Jan
09

Op-Ed: Sports Agents Should Grow Their Reputation Through Branding

The following guest post is by Travis Bell, an NBPA and CFLPA certified Contract Advisor and owner of The Seven Bridges Group based in Newport Beach, CA.

San Francisco 49ers running back LaMichael James (23) against the Arizona Cardinals at University of Phoenix Stadium. Mandatory Credit: Mark J. Rebilas-USA TODAY Sports

Travis Bell suggests that San Francisco 49ers running back LaMichael James is a good example of a player who can benefit from good branding. Photo Credit: Mark J. Rebilas-USA TODAY Sports

As you know, breaking into this business is hard; with the regulations in each state, the steep certification requirements in the NFL and NBA not to mention MLB, CFL and FIBA and the other sports as well.

The certifications themselves are not a magic wand. Just because you get your name on a piece of paper doesn’t mean clients will come beating down your door and it certainly does not mean you will land the next big star or even someone good enough to play in pros.

If you’ve been in this business for a while you know the above to be true. But I want to talk to you about another avenue to grow your reputation as an agent and that is Branding.

People are not only interested in what athletes are doing on the field but are also wanting to know what they do off the field.

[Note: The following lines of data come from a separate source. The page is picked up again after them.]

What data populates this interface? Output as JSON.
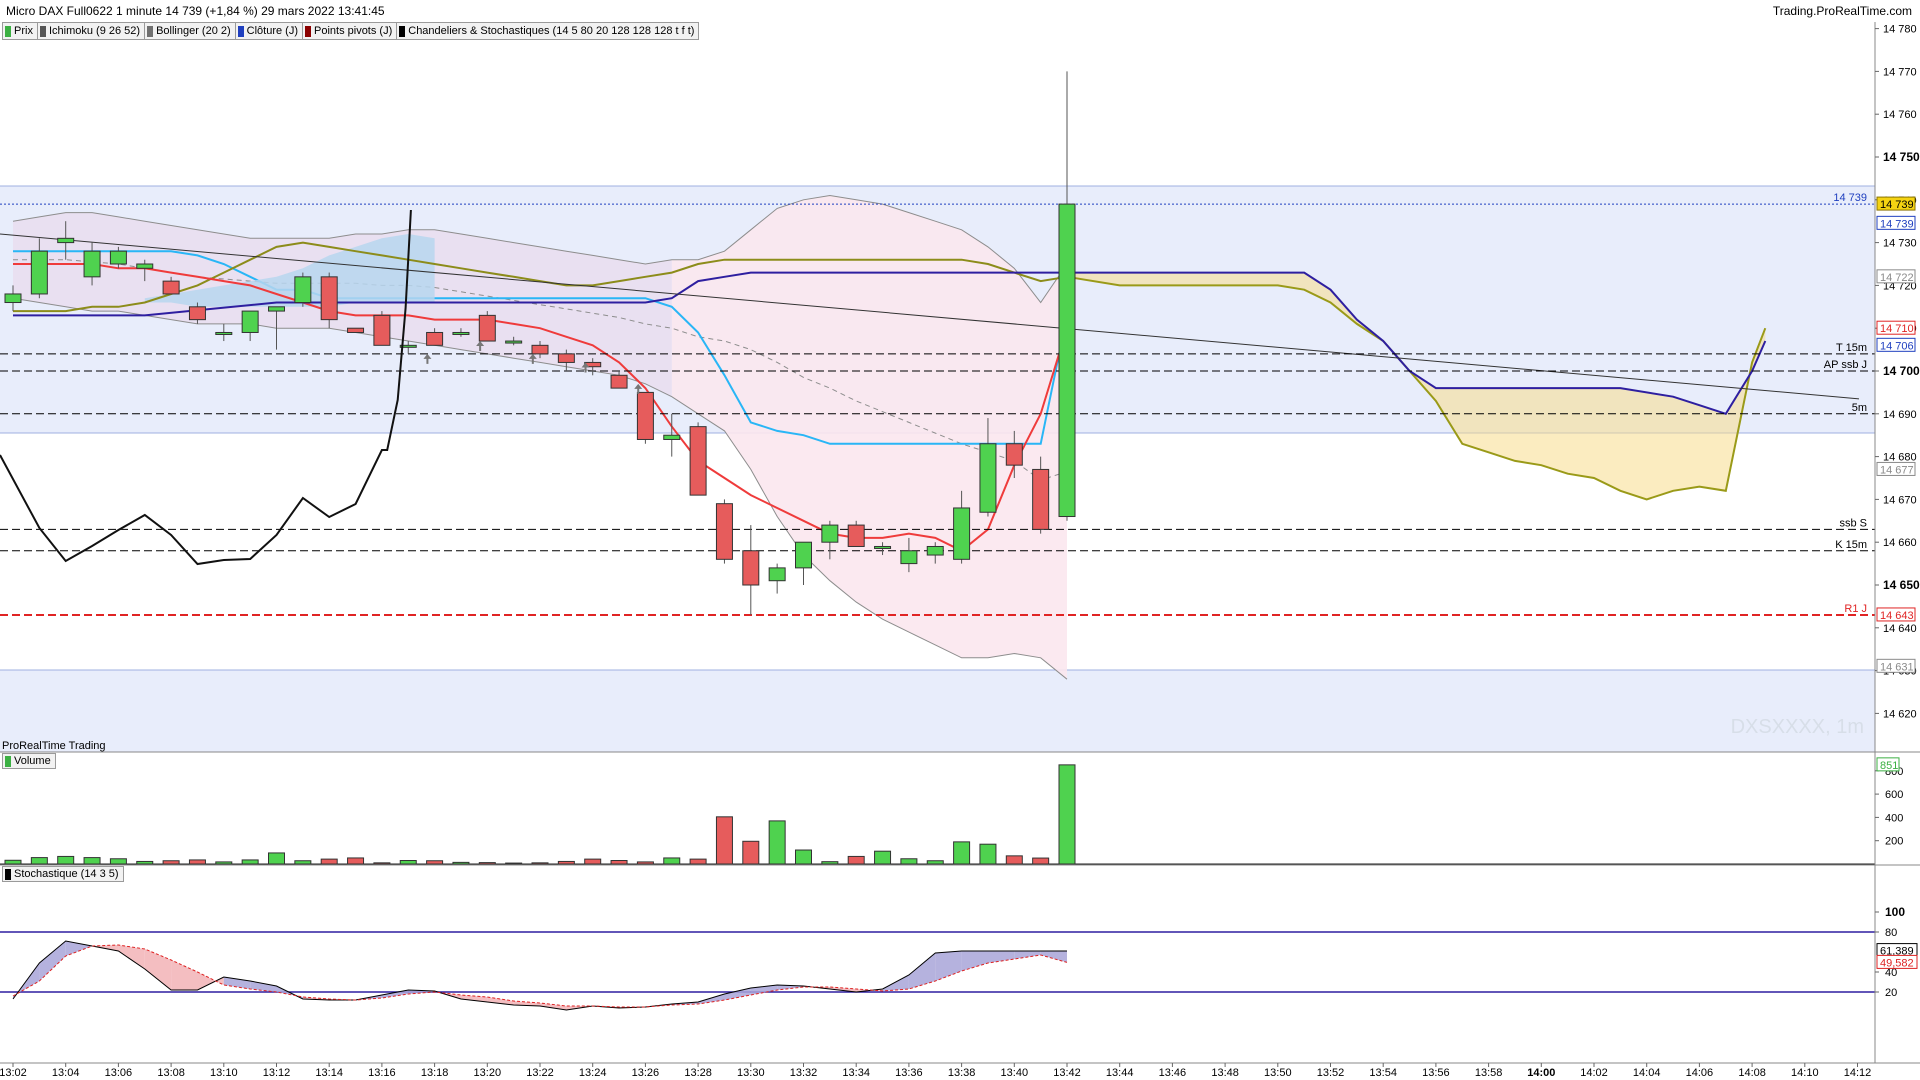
{
  "header": {
    "title": "Micro DAX Full0622 1 minute 14 739 (+1,84 %) 29 mars 2022 13:41:45",
    "site": "Trading.ProRealTime.com"
  },
  "legend": [
    {
      "label": "Prix",
      "color": "#3cb043"
    },
    {
      "label": "Ichimoku (9 26 52)",
      "color": "#555555"
    },
    {
      "label": "Bollinger (20 2)",
      "color": "#707070"
    },
    {
      "label": "Clôture (J)",
      "color": "#1f3fbf"
    },
    {
      "label": "Points pivots (J)",
      "color": "#8b0000"
    },
    {
      "label": "Chandeliers & Stochastiques (14 5 80 20 128 128 128 t f t)",
      "color": "#000000"
    }
  ],
  "price_axis": {
    "ticks": [
      14780,
      14770,
      14760,
      14750,
      14740,
      14730,
      14720,
      14710,
      14700,
      14690,
      14680,
      14670,
      14660,
      14650,
      14640,
      14630,
      14620
    ],
    "bold": [
      14750,
      14700,
      14650
    ],
    "tags": [
      {
        "text": "14 739",
        "value": 14739,
        "bg": "#f5d312",
        "fg": "#000000",
        "border": "#8a7400"
      },
      {
        "text": "14 739",
        "value": 14734.5,
        "bg": "#ffffff",
        "fg": "#1f3fbf",
        "border": "#1f3fbf"
      },
      {
        "text": "14 722",
        "value": 14722,
        "bg": "#ffffff",
        "fg": "#8a8a8a",
        "border": "#8a8a8a"
      },
      {
        "text": "14 710",
        "value": 14710,
        "bg": "#ffffff",
        "fg": "#e02424",
        "border": "#e02424"
      },
      {
        "text": "14 706",
        "value": 14706,
        "bg": "#ffffff",
        "fg": "#1f3fbf",
        "border": "#1f3fbf"
      },
      {
        "text": "14 677",
        "value": 14677,
        "bg": "#ffffff",
        "fg": "#8a8a8a",
        "border": "#8a8a8a"
      },
      {
        "text": "14 643",
        "value": 14643,
        "bg": "#ffffff",
        "fg": "#e02424",
        "border": "#e02424"
      },
      {
        "text": "14 631",
        "value": 14631,
        "bg": "#ffffff",
        "fg": "#8a8a8a",
        "border": "#8a8a8a"
      }
    ]
  },
  "price_lines": [
    {
      "label": "14 739",
      "value": 14739,
      "style": "dotted",
      "color": "#1f3fbf"
    },
    {
      "label": "T 15m",
      "value": 14704,
      "style": "dashed",
      "color": "#000000"
    },
    {
      "label": "AP ssb J",
      "value": 14700,
      "style": "dashed",
      "color": "#000000"
    },
    {
      "label": "5m",
      "value": 14690,
      "style": "dashed",
      "color": "#000000"
    },
    {
      "label": "ssb S",
      "value": 14663,
      "style": "dashed",
      "color": "#000000"
    },
    {
      "label": "K 15m",
      "value": 14658,
      "style": "dashed",
      "color": "#000000"
    },
    {
      "label": "R1 J",
      "value": 14643,
      "style": "dashed",
      "color": "#e02424"
    }
  ],
  "watermark": "DXSXXXX, 1m",
  "panels": {
    "source": "ProRealTime Trading",
    "volume_label": "Volume",
    "volume_last": "851",
    "stoch_label": "Stochastique (14 3 5)",
    "stoch_k_last": "61,389",
    "stoch_d_last": "49,582"
  },
  "volume_axis": {
    "ticks": [
      800,
      600,
      400,
      200
    ]
  },
  "stoch_axis": {
    "ticks": [
      100,
      80,
      40,
      20
    ],
    "upper": 80,
    "lower": 20
  },
  "time_axis": {
    "labels": [
      "13:02",
      "13:04",
      "13:06",
      "13:08",
      "13:10",
      "13:12",
      "13:14",
      "13:16",
      "13:18",
      "13:20",
      "13:22",
      "13:24",
      "13:26",
      "13:28",
      "13:30",
      "13:32",
      "13:34",
      "13:36",
      "13:38",
      "13:40",
      "13:42",
      "13:44",
      "13:46",
      "13:48",
      "13:50",
      "13:52",
      "13:54",
      "13:56",
      "13:58",
      "14:00",
      "14:02",
      "14:04",
      "14:06",
      "14:08",
      "14:10",
      "14:12"
    ],
    "bold": "14:00"
  },
  "chart_data": {
    "type": "candlestick",
    "candles": [
      {
        "t": "13:02",
        "o": 14716,
        "h": 14720,
        "l": 14714,
        "c": 14718
      },
      {
        "t": "13:03",
        "o": 14718,
        "h": 14731,
        "l": 14717,
        "c": 14728
      },
      {
        "t": "13:04",
        "o": 14730,
        "h": 14735,
        "l": 14726,
        "c": 14731
      },
      {
        "t": "13:05",
        "o": 14722,
        "h": 14730,
        "l": 14720,
        "c": 14728
      },
      {
        "t": "13:06",
        "o": 14725,
        "h": 14729,
        "l": 14724,
        "c": 14728
      },
      {
        "t": "13:07",
        "o": 14724,
        "h": 14726,
        "l": 14721,
        "c": 14725
      },
      {
        "t": "13:08",
        "o": 14721,
        "h": 14722,
        "l": 14718,
        "c": 14718
      },
      {
        "t": "13:09",
        "o": 14715,
        "h": 14716,
        "l": 14711,
        "c": 14712
      },
      {
        "t": "13:10",
        "o": 14709,
        "h": 14711,
        "l": 14707,
        "c": 14709
      },
      {
        "t": "13:11",
        "o": 14709,
        "h": 14714,
        "l": 14707,
        "c": 14714
      },
      {
        "t": "13:12",
        "o": 14714,
        "h": 14715,
        "l": 14705,
        "c": 14715
      },
      {
        "t": "13:13",
        "o": 14716,
        "h": 14723,
        "l": 14715,
        "c": 14722
      },
      {
        "t": "13:14",
        "o": 14722,
        "h": 14723,
        "l": 14710,
        "c": 14712
      },
      {
        "t": "13:15",
        "o": 14710,
        "h": 14710,
        "l": 14709,
        "c": 14709
      },
      {
        "t": "13:16",
        "o": 14713,
        "h": 14714,
        "l": 14706,
        "c": 14706
      },
      {
        "t": "13:17",
        "o": 14706,
        "h": 14707,
        "l": 14704,
        "c": 14706
      },
      {
        "t": "13:18",
        "o": 14709,
        "h": 14710,
        "l": 14706,
        "c": 14706
      },
      {
        "t": "13:19",
        "o": 14709,
        "h": 14710,
        "l": 14708,
        "c": 14709
      },
      {
        "t": "13:20",
        "o": 14713,
        "h": 14714,
        "l": 14707,
        "c": 14707
      },
      {
        "t": "13:21",
        "o": 14707,
        "h": 14708,
        "l": 14706,
        "c": 14707
      },
      {
        "t": "13:22",
        "o": 14706,
        "h": 14707,
        "l": 14703,
        "c": 14704
      },
      {
        "t": "13:23",
        "o": 14704,
        "h": 14705,
        "l": 14700,
        "c": 14702
      },
      {
        "t": "13:24",
        "o": 14702,
        "h": 14703,
        "l": 14699,
        "c": 14701
      },
      {
        "t": "13:25",
        "o": 14699,
        "h": 14700,
        "l": 14696,
        "c": 14696
      },
      {
        "t": "13:26",
        "o": 14695,
        "h": 14695,
        "l": 14683,
        "c": 14684
      },
      {
        "t": "13:27",
        "o": 14684,
        "h": 14690,
        "l": 14680,
        "c": 14685
      },
      {
        "t": "13:28",
        "o": 14687,
        "h": 14688,
        "l": 14671,
        "c": 14671
      },
      {
        "t": "13:29",
        "o": 14669,
        "h": 14670,
        "l": 14655,
        "c": 14656
      },
      {
        "t": "13:30",
        "o": 14658,
        "h": 14664,
        "l": 14643,
        "c": 14650
      },
      {
        "t": "13:31",
        "o": 14651,
        "h": 14655,
        "l": 14648,
        "c": 14654
      },
      {
        "t": "13:32",
        "o": 14654,
        "h": 14660,
        "l": 14650,
        "c": 14660
      },
      {
        "t": "13:33",
        "o": 14660,
        "h": 14665,
        "l": 14656,
        "c": 14664
      },
      {
        "t": "13:34",
        "o": 14664,
        "h": 14665,
        "l": 14659,
        "c": 14659
      },
      {
        "t": "13:35",
        "o": 14659,
        "h": 14660,
        "l": 14657,
        "c": 14659
      },
      {
        "t": "13:36",
        "o": 14655,
        "h": 14661,
        "l": 14653,
        "c": 14658
      },
      {
        "t": "13:37",
        "o": 14657,
        "h": 14660,
        "l": 14655,
        "c": 14659
      },
      {
        "t": "13:38",
        "o": 14656,
        "h": 14672,
        "l": 14655,
        "c": 14668
      },
      {
        "t": "13:39",
        "o": 14667,
        "h": 14689,
        "l": 14666,
        "c": 14683
      },
      {
        "t": "13:40",
        "o": 14683,
        "h": 14686,
        "l": 14675,
        "c": 14678
      },
      {
        "t": "13:41",
        "o": 14677,
        "h": 14680,
        "l": 14662,
        "c": 14663
      },
      {
        "t": "13:42",
        "o": 14666,
        "h": 14770,
        "l": 14665,
        "c": 14739
      }
    ],
    "volume": [
      32,
      55,
      65,
      55,
      45,
      22,
      28,
      35,
      18,
      35,
      95,
      28,
      42,
      52,
      10,
      30,
      28,
      14,
      12,
      8,
      10,
      22,
      42,
      30,
      18,
      52,
      42,
      405,
      195,
      370,
      120,
      20,
      65,
      110,
      45,
      28,
      190,
      170,
      70,
      51,
      851
    ],
    "stoch_k": [
      13,
      49,
      71,
      66,
      61,
      43,
      22,
      22,
      35,
      31,
      26,
      13,
      12,
      12,
      17,
      22,
      21,
      13,
      10,
      7,
      6,
      2,
      6,
      4,
      5,
      8,
      10,
      18,
      24,
      27,
      26,
      23,
      20,
      23,
      37,
      59,
      61,
      61,
      61,
      61,
      61
    ],
    "stoch_d": [
      16,
      31,
      56,
      66,
      67,
      63,
      52,
      40,
      27,
      23,
      20,
      15,
      13,
      12,
      14,
      18,
      20,
      17,
      15,
      11,
      9,
      6,
      6,
      5,
      5,
      7,
      8,
      12,
      17,
      22,
      25,
      25,
      23,
      21,
      23,
      31,
      41,
      49,
      53,
      57,
      49.6
    ]
  }
}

Fans want to connect with their favorite athletes and know more about their lives on a day-to-day basis. Rather than only seeing an NFL player perform every Sunday, fans want to know the deeper narrative of the middle linebacker who not only crushes receivers on crossing routes but also does charity work in the community after rising above his poor background.

That’s where your efforts in branding that athlete come into play. Every positive thing that player does, from charity work, interviews, etc. is a gold mine of opportunity to increase his brand awareness and expand it into endorsements, film and television roles as wells as commercials and even politics.

Former Tennessee Volunteer and NFL quarterback Heath Shuler had a career that was less than anticipated out of college. Nevertheless, he was able to leverage popularity in the region in which he played. Shuler became very successful, after his playing career ended, in the real estate business. Shuler handled real estate in Tennessee where he went to school at the University of Tennessee. He was able to parlay his previous connections within that state to become a real estate maven. Now he’s a representative for the great state of North Carolina. Many athletes are not as successful after their playing days are over as Heath Shuler is, but a branded athlete has a significant advantage over non-branded athlete

Being branded isn’t reserved for top athletes either. Many athletes would benefit financially and in terms of popularity by developing a brand. Narratives are a huge help to less than elite athletes in their careers. Athletes can brand themselves within regions. LaMichael James is one of the most popular Oregon Ducks ever, and with no NFL team in Oregon, you can be sure that Duck fans are going to be supporting James every step on his journey from preparing for the Combine through the day he retires. The Pacific Northwest is going to be LaMichael James’ biggest financial supporter throughout his career by buying his jersey and products he endorses. So a brand that aligns LaMichael James with his core fan base is going to be optimal for success for the days after his playing career ends.

So take the time to discover the opportunities off the field for your clients. Also check out the NFLPA website. A lot of athletes split their Contract Advisors and Branding/Marketing advisors into two separate entities. Look around, and inquire.

Ask that player you see on TV every week about his path for his brand. The worst thing that can happen is an athlete will tell you no.

  • James

    Great guest post. I agree w/ all that you said. Newer or smaller agents are forced to be more savvy in order to develop and grow their client’s brand. One thing I do is I seek out a lot of start ups in the sports realm that don’t have a major face attached. When you’re representing a fringe player, it becomes a mutually beneficial relationship. In those cases, there’s the unique opportunity to essentially grow 2 brands and cross-promote between your client and a new startup.

    1 thing I’d add is sports agents should put thought into the philanthropic efforts of their clients. While it’s perfectly fine to support successful organizations like March of Dimes, Susan G. Komen, NBA Cares/NFL’s Play 360, agents should encourage their clients to create or discover charities that are in alignment w/ causes that are directly important to THEM. You can’t lose w/ charity engagement as a part of brand building.